* **WORK TASK**
Keep only the lines of the listing that include the word "username", and copy them.
-- EXERCISE MATERIALS follows --
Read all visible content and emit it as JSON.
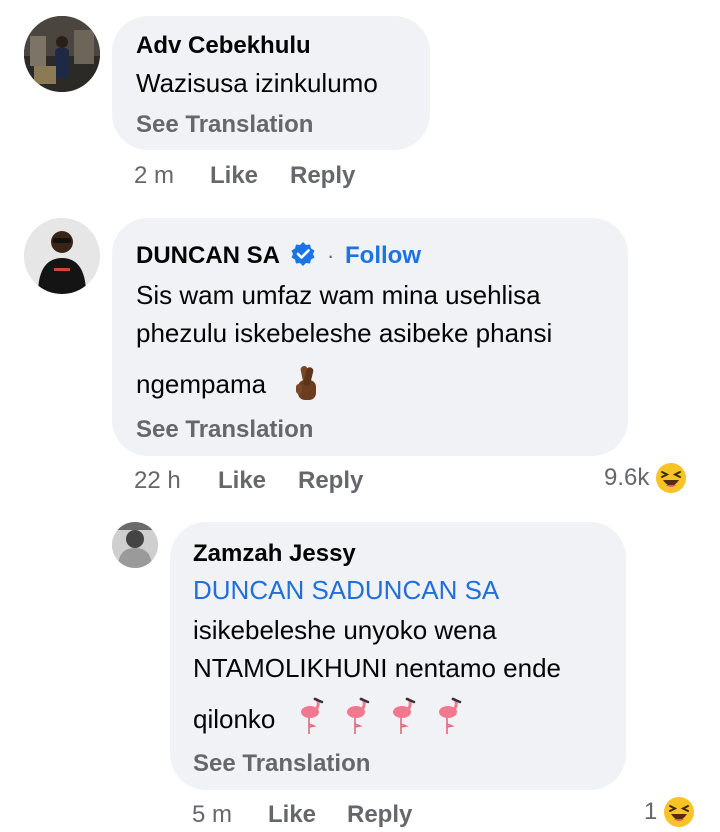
{
  "comments": [
    {
      "author": "Adv Cebekhulu",
      "text": "Wazisusa izinkulumo",
      "see_translation": "See Translation",
      "time": "2 m",
      "like": "Like",
      "reply": "Reply"
    },
    {
      "author": "DUNCAN SA",
      "verified_icon": "verified-badge-icon",
      "follow": "Follow",
      "text_line1": "Sis wam umfaz wam mina usehlisa",
      "text_line2": "phezulu iskebeleshe asibeke phansi",
      "text_line3": "ngempama",
      "emoji": "crossed-fingers-icon",
      "see_translation": "See Translation",
      "time": "22 h",
      "like": "Like",
      "reply": "Reply",
      "reaction_count": "9.6k",
      "reaction_icon": "laughing-emoji-icon"
    },
    {
      "author": "Zamzah Jessy",
      "mention": "DUNCAN SADUNCAN SA",
      "text_line1": "isikebeleshe unyoko wena",
      "text_line2": "NTAMOLIKHUNI nentamo ende",
      "text_line3": "qilonko",
      "emoji": "flamingo-icon",
      "emoji_count": 4,
      "see_translation": "See Translation",
      "time": "5 m",
      "like": "Like",
      "reply": "Reply",
      "reaction_count": "1",
      "reaction_icon": "laughing-emoji-icon"
    }
  ],
  "colors": {
    "bubble": "#f0f2f5",
    "link_blue": "#1b74e4",
    "secondary_text": "#65676b",
    "primary_text": "#050505"
  }
}
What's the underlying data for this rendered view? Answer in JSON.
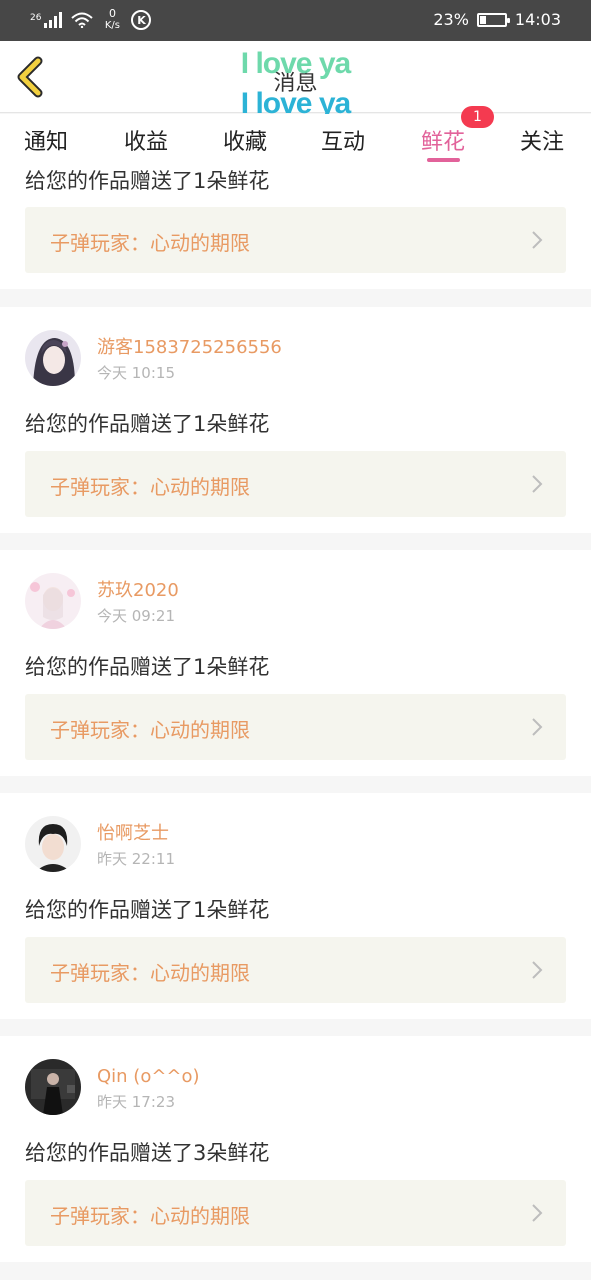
{
  "status_bar": {
    "network": "26",
    "speed_value": "0",
    "speed_unit": "K/s",
    "app_badge": "K",
    "battery_level": 0.23,
    "battery_percent": "23%",
    "time": "14:03"
  },
  "header": {
    "title": "消息",
    "overlay_line1": "I love ya",
    "overlay_line2": "I love ya",
    "back_icon": "chevron-left-icon"
  },
  "tabs": {
    "items": [
      "通知",
      "收益",
      "收藏",
      "互动",
      "鲜花",
      "关注"
    ],
    "active": "鲜花",
    "flower_badge": "1"
  },
  "colors": {
    "accent_pink": "#e2629a",
    "name_orange": "#e89a63",
    "badge_red": "#f43a50",
    "back_yellow": "#f2d03f"
  },
  "feed": {
    "top_partial_message": "给您的作品赠送了1朵鲜花",
    "top_partial_work": "子弹玩家：心动的期限",
    "items": [
      {
        "username": "游客1583725256556",
        "time": "今天 10:15",
        "message": "给您的作品赠送了1朵鲜花",
        "work": "子弹玩家：心动的期限"
      },
      {
        "username": "苏玖2020",
        "time": "今天 09:21",
        "message": "给您的作品赠送了1朵鲜花",
        "work": "子弹玩家：心动的期限"
      },
      {
        "username": "怡啊芝士",
        "time": "昨天 22:11",
        "message": "给您的作品赠送了1朵鲜花",
        "work": "子弹玩家：心动的期限"
      },
      {
        "username": "Qin (o^^o)",
        "time": "昨天 17:23",
        "message": "给您的作品赠送了3朵鲜花",
        "work": "子弹玩家：心动的期限"
      }
    ]
  }
}
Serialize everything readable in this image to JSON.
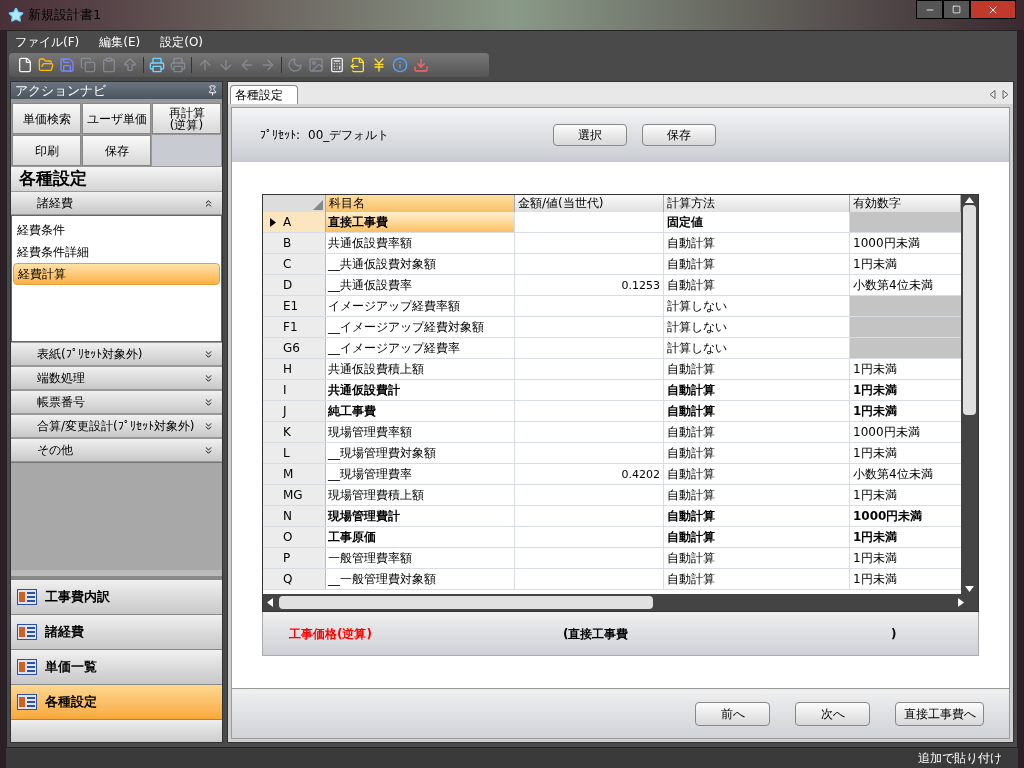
{
  "window": {
    "title": "新規設計書1"
  },
  "menu": [
    "ファイル(F)",
    "編集(E)",
    "設定(O)"
  ],
  "toolbar": [
    {
      "kind": "new",
      "disabled": false
    },
    {
      "kind": "open",
      "disabled": false
    },
    {
      "kind": "save",
      "disabled": false
    },
    {
      "kind": "copy",
      "disabled": true
    },
    {
      "kind": "paste",
      "disabled": true
    },
    {
      "kind": "upload",
      "disabled": true
    },
    {
      "kind": "sep"
    },
    {
      "kind": "print",
      "disabled": false
    },
    {
      "kind": "preview",
      "disabled": true
    },
    {
      "kind": "sep"
    },
    {
      "kind": "up",
      "disabled": true
    },
    {
      "kind": "down",
      "disabled": true
    },
    {
      "kind": "left",
      "disabled": true
    },
    {
      "kind": "right",
      "disabled": true
    },
    {
      "kind": "sep"
    },
    {
      "kind": "moon",
      "disabled": true
    },
    {
      "kind": "image",
      "disabled": true
    },
    {
      "kind": "calc",
      "disabled": false
    },
    {
      "kind": "export",
      "disabled": false
    },
    {
      "kind": "yen",
      "disabled": false
    },
    {
      "kind": "info",
      "disabled": false
    },
    {
      "kind": "import",
      "disabled": false
    }
  ],
  "action_nav": {
    "title": "アクションナビ",
    "buttons": [
      "単価検索",
      "ユーザ単価",
      "再計算\n(逆算)",
      "印刷",
      "保存"
    ],
    "heading": "各種設定",
    "sections": [
      {
        "label": "諸経費",
        "expanded": true,
        "items": [
          {
            "label": "経費条件",
            "selected": false
          },
          {
            "label": "経費条件詳細",
            "selected": false
          },
          {
            "label": "経費計算",
            "selected": true
          }
        ]
      },
      {
        "label": "表紙(ﾌﾟﾘｾｯﾄ対象外)",
        "expanded": false
      },
      {
        "label": "端数処理",
        "expanded": false
      },
      {
        "label": "帳票番号",
        "expanded": false
      },
      {
        "label": "合算/変更設計(ﾌﾟﾘｾｯﾄ対象外)",
        "expanded": false
      },
      {
        "label": "その他",
        "expanded": false
      }
    ]
  },
  "nav_items": [
    {
      "label": "工事費内訳",
      "selected": false
    },
    {
      "label": "諸経費",
      "selected": false
    },
    {
      "label": "単価一覧",
      "selected": false
    },
    {
      "label": "各種設定",
      "selected": true
    }
  ],
  "tab": {
    "label": "各種設定",
    "selected": true
  },
  "preset": {
    "label": "ﾌﾟﾘｾｯﾄ:",
    "value": "00_デフォルト",
    "buttons": [
      "選択",
      "保存"
    ]
  },
  "table": {
    "columns": [
      "科目名",
      "金額/値(当世代)",
      "計算方法",
      "有効数字"
    ],
    "rows": [
      {
        "code": "A",
        "name": "直接工事費",
        "value": "",
        "method": "固定値",
        "digits": "",
        "bold": true,
        "current": true
      },
      {
        "code": "B",
        "name": "共通仮設費率額",
        "value": "",
        "method": "自動計算",
        "digits": "1000円未満",
        "bold": false,
        "current": false
      },
      {
        "code": "C",
        "name": "__共通仮設費対象額",
        "value": "",
        "method": "自動計算",
        "digits": "1円未満",
        "bold": false,
        "current": false
      },
      {
        "code": "D",
        "name": "__共通仮設費率",
        "value": "0.1253",
        "method": "自動計算",
        "digits": "小数第4位未満",
        "bold": false,
        "current": false
      },
      {
        "code": "E1",
        "name": "イメージアップ経費率額",
        "value": "",
        "method": "計算しない",
        "digits": "",
        "bold": false,
        "current": false
      },
      {
        "code": "F1",
        "name": "__イメージアップ経費対象額",
        "value": "",
        "method": "計算しない",
        "digits": "",
        "bold": false,
        "current": false
      },
      {
        "code": "G6",
        "name": "__イメージアップ経費率",
        "value": "",
        "method": "計算しない",
        "digits": "",
        "bold": false,
        "current": false
      },
      {
        "code": "H",
        "name": "共通仮設費積上額",
        "value": "",
        "method": "自動計算",
        "digits": "1円未満",
        "bold": false,
        "current": false
      },
      {
        "code": "I",
        "name": "共通仮設費計",
        "value": "",
        "method": "自動計算",
        "digits": "1円未満",
        "bold": true,
        "current": false
      },
      {
        "code": "J",
        "name": "純工事費",
        "value": "",
        "method": "自動計算",
        "digits": "1円未満",
        "bold": true,
        "current": false
      },
      {
        "code": "K",
        "name": "現場管理費率額",
        "value": "",
        "method": "自動計算",
        "digits": "1000円未満",
        "bold": false,
        "current": false
      },
      {
        "code": "L",
        "name": "__現場管理費対象額",
        "value": "",
        "method": "自動計算",
        "digits": "1円未満",
        "bold": false,
        "current": false
      },
      {
        "code": "M",
        "name": "__現場管理費率",
        "value": "0.4202",
        "method": "自動計算",
        "digits": "小数第4位未満",
        "bold": false,
        "current": false
      },
      {
        "code": "MG",
        "name": "現場管理費積上額",
        "value": "",
        "method": "自動計算",
        "digits": "1円未満",
        "bold": false,
        "current": false
      },
      {
        "code": "N",
        "name": "現場管理費計",
        "value": "",
        "method": "自動計算",
        "digits": "1000円未満",
        "bold": true,
        "current": false
      },
      {
        "code": "O",
        "name": "工事原価",
        "value": "",
        "method": "自動計算",
        "digits": "1円未満",
        "bold": true,
        "current": false
      },
      {
        "code": "P",
        "name": "一般管理費率額",
        "value": "",
        "method": "自動計算",
        "digits": "1円未満",
        "bold": false,
        "current": false
      },
      {
        "code": "Q",
        "name": "__一般管理費対象額",
        "value": "",
        "method": "自動計算",
        "digits": "1円未満",
        "bold": false,
        "current": false
      }
    ]
  },
  "formula": {
    "label": "工事価格(逆算)",
    "expression": "(直接工事費",
    "closing": ")"
  },
  "footer_buttons": [
    "前へ",
    "次へ",
    "直接工事費へ"
  ],
  "status_bar": "追加で貼り付け"
}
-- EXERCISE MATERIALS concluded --
* **YOUR SOLUTION**
        "username": "游客1583725256556",
        "username": "苏玖2020",
        "username": "怡啊芝士",
        "username": "Qin (o^^o)",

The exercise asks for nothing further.